▶ [Work to complete] Line by line, copy all of the data exactly.
START Listed entries
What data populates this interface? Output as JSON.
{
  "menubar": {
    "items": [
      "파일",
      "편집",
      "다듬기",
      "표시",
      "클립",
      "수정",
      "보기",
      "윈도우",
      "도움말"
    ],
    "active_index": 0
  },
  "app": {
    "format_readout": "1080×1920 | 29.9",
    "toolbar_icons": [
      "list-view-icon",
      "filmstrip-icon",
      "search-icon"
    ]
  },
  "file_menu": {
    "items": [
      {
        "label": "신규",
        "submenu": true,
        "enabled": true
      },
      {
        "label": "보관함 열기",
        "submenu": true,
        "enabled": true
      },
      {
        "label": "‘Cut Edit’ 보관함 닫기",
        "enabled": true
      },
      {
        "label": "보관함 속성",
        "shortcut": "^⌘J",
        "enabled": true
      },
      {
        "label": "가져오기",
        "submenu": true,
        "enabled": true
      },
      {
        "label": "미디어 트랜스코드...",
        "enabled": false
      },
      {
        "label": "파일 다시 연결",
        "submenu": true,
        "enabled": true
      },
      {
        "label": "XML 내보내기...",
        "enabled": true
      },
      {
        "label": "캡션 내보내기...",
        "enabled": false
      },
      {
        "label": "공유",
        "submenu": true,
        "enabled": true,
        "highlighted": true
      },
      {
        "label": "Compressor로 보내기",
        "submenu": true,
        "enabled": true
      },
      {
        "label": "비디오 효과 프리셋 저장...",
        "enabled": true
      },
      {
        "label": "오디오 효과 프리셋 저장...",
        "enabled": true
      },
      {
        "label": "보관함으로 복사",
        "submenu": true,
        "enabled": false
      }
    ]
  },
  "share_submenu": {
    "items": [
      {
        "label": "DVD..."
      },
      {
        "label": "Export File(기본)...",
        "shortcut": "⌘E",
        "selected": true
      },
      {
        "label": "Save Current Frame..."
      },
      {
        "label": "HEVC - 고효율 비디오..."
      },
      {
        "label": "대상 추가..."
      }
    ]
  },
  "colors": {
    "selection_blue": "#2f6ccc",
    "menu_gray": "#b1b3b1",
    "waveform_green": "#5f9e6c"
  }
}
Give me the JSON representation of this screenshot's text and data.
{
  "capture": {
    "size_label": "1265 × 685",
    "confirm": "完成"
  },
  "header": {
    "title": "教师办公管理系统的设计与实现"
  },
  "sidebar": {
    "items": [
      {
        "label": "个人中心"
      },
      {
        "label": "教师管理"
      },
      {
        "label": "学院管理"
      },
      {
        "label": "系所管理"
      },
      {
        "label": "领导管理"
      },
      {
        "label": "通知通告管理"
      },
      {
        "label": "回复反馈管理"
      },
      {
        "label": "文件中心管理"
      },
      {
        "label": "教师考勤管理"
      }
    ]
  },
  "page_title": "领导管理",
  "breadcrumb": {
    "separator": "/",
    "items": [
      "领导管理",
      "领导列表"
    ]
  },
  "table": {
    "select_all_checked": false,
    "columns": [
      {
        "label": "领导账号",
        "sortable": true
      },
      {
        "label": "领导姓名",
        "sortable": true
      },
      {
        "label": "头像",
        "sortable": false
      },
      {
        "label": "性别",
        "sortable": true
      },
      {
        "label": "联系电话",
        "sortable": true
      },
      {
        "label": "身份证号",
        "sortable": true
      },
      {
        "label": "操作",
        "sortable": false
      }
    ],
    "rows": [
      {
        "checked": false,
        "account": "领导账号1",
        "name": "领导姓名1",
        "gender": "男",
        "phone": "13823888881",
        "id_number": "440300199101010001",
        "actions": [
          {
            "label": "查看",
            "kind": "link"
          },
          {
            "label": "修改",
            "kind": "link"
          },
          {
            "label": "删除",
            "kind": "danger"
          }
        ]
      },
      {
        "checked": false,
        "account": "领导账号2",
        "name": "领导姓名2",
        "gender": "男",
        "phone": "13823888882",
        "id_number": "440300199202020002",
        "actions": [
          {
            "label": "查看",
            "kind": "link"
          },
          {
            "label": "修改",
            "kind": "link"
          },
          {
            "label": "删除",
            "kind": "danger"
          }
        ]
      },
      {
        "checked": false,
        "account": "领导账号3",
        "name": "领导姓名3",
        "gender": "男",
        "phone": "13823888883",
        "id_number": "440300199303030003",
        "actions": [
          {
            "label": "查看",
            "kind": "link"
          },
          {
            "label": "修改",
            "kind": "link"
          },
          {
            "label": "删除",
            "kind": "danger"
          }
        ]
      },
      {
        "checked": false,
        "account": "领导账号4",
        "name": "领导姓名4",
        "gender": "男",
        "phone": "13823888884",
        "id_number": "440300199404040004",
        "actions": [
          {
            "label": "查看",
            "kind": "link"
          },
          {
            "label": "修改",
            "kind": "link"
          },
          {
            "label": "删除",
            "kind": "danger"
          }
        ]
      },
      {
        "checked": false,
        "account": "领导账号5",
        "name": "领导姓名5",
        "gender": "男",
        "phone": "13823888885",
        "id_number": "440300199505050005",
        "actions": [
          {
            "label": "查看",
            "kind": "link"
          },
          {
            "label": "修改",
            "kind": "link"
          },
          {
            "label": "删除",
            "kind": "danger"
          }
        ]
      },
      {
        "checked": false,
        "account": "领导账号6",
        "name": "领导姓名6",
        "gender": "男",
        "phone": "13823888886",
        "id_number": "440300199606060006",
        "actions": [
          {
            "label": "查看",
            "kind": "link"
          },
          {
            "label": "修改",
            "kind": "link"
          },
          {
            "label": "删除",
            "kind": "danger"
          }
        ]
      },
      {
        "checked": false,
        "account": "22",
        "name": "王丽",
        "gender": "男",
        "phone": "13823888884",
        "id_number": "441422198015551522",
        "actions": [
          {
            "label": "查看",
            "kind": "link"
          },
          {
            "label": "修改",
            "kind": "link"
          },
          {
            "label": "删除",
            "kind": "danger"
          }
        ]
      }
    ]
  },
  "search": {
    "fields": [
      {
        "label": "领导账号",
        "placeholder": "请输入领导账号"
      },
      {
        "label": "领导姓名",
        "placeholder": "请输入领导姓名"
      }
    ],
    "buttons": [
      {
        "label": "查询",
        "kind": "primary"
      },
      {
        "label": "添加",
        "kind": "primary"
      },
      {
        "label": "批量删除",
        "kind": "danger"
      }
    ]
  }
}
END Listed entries
▶ [Response box]
What data populates this interface? Output as JSON.
{
  "menubar": {
    "items": [
      "파일",
      "편집",
      "다듬기",
      "표시",
      "클립",
      "수정",
      "보기",
      "윈도우",
      "도움말"
    ],
    "active_index": 0
  },
  "app": {
    "format_readout": "1080×1920 | 29.9",
    "toolbar_icons": [
      "list-view-icon",
      "filmstrip-icon",
      "search-icon"
    ]
  },
  "file_menu": {
    "items": [
      {
        "label": "신규",
        "submenu": true,
        "enabled": true
      },
      {
        "label": "보관함 열기",
        "submenu": true,
        "enabled": true
      },
      {
        "label": "‘Cut Edit’ 보관함 닫기",
        "enabled": true
      },
      {
        "label": "보관함 속성",
        "shortcut": "^⌘J",
        "enabled": true
      },
      {
        "label": "가져오기",
        "submenu": true,
        "enabled": true
      },
      {
        "label": "미디어 트랜스코드...",
        "enabled": false
      },
      {
        "label": "파일 다시 연결",
        "submenu": true,
        "enabled": true
      },
      {
        "label": "XML 내보내기...",
        "enabled": true
      },
      {
        "label": "캡션 내보내기...",
        "enabled": false
      },
      {
        "label": "공유",
        "submenu": true,
        "enabled": true,
        "highlighted": true
      },
      {
        "label": "Compressor로 보내기",
        "submenu": true,
        "enabled": true
      },
      {
        "label": "비디오 효과 프리셋 저장...",
        "enabled": true
      },
      {
        "label": "오디오 효과 프리셋 저장...",
        "enabled": true
      },
      {
        "label": "보관함으로 복사",
        "submenu": true,
        "enabled": false
      }
    ]
  },
  "share_submenu": {
    "items": [
      {
        "label": "DVD..."
      },
      {
        "label": "Export File(기본)...",
        "shortcut": "⌘E",
        "selected": true
      },
      {
        "label": "Save Current Frame..."
      },
      {
        "label": "HEVC - 고효율 비디오..."
      },
      {
        "label": "대상 추가..."
      }
    ]
  },
  "colors": {
    "selection_blue": "#2f6ccc",
    "menu_gray": "#b1b3b1",
    "waveform_green": "#5f9e6c"
  }
}
Give me the JSON representation of this screenshot's text and data.
{
  "capture": {
    "size_label": "1265 × 685",
    "confirm": "完成"
  },
  "header": {
    "title": "教师办公管理系统的设计与实现"
  },
  "sidebar": {
    "items": [
      {
        "label": "个人中心"
      },
      {
        "label": "教师管理"
      },
      {
        "label": "学院管理"
      },
      {
        "label": "系所管理"
      },
      {
        "label": "领导管理"
      },
      {
        "label": "通知通告管理"
      },
      {
        "label": "回复反馈管理"
      },
      {
        "label": "文件中心管理"
      },
      {
        "label": "教师考勤管理"
      }
    ]
  },
  "page_title": "领导管理",
  "breadcrumb": {
    "separator": "/",
    "items": [
      "领导管理",
      "领导列表"
    ]
  },
  "table": {
    "select_all_checked": false,
    "columns": [
      {
        "label": "领导账号",
        "sortable": true
      },
      {
        "label": "领导姓名",
        "sortable": true
      },
      {
        "label": "头像",
        "sortable": false
      },
      {
        "label": "性别",
        "sortable": true
      },
      {
        "label": "联系电话",
        "sortable": true
      },
      {
        "label": "身份证号",
        "sortable": true
      },
      {
        "label": "操作",
        "sortable": false
      }
    ],
    "rows": [
      {
        "checked": false,
        "account": "领导账号1",
        "name": "领导姓名1",
        "gender": "男",
        "phone": "13823888881",
        "id_number": "440300199101010001",
        "actions": [
          {
            "label": "查看",
            "kind": "link"
          },
          {
            "label": "修改",
            "kind": "link"
          },
          {
            "label": "删除",
            "kind": "danger"
          }
        ]
      },
      {
        "checked": false,
        "account": "领导账号2",
        "name": "领导姓名2",
        "gender": "男",
        "phone": "13823888882",
        "id_number": "440300199202020002",
        "actions": [
          {
            "label": "查看",
            "kind": "link"
          },
          {
            "label": "修改",
            "kind": "link"
          },
          {
            "label": "删除",
            "kind": "danger"
          }
        ]
      },
      {
        "checked": false,
        "account": "领导账号3",
        "name": "领导姓名3",
        "gender": "男",
        "phone": "13823888883",
        "id_number": "440300199303030003",
        "actions": [
          {
            "label": "查看",
            "kind": "link"
          },
          {
            "label": "修改",
            "kind": "link"
          },
          {
            "label": "删除",
            "kind": "danger"
          }
        ]
      },
      {
        "checked": false,
        "account": "领导账号4",
        "name": "领导姓名4",
        "gender": "男",
        "phone": "13823888884",
        "id_number": "440300199404040004",
        "actions": [
          {
            "label": "查看",
            "kind": "link"
          },
          {
            "label": "修改",
            "kind": "link"
          },
          {
            "label": "删除",
            "kind": "danger"
          }
        ]
      },
      {
        "checked": false,
        "account": "领导账号5",
        "name": "领导姓名5",
        "gender": "男",
        "phone": "13823888885",
        "id_number": "440300199505050005",
        "actions": [
          {
            "label": "查看",
            "kind": "link"
          },
          {
            "label": "修改",
            "kind": "link"
          },
          {
            "label": "删除",
            "kind": "danger"
          }
        ]
      },
      {
        "checked": false,
        "account": "领导账号6",
        "name": "领导姓名6",
        "gender": "男",
        "phone": "13823888886",
        "id_number": "440300199606060006",
        "actions": [
          {
            "label": "查看",
            "kind": "link"
          },
          {
            "label": "修改",
            "kind": "link"
          },
          {
            "label": "删除",
            "kind": "danger"
          }
        ]
      },
      {
        "checked": false,
        "account": "22",
        "name": "王丽",
        "gender": "男",
        "phone": "13823888884",
        "id_number": "441422198015551522",
        "actions": [
          {
            "label": "查看",
            "kind": "link"
          },
          {
            "label": "修改",
            "kind": "link"
          },
          {
            "label": "删除",
            "kind": "danger"
          }
        ]
      }
    ]
  },
  "search": {
    "fields": [
      {
        "label": "领导账号",
        "placeholder": "请输入领导账号"
      },
      {
        "label": "领导姓名",
        "placeholder": "请输入领导姓名"
      }
    ],
    "buttons": [
      {
        "label": "查询",
        "kind": "primary"
      },
      {
        "label": "添加",
        "kind": "primary"
      },
      {
        "label": "批量删除",
        "kind": "danger"
      }
    ]
  }
}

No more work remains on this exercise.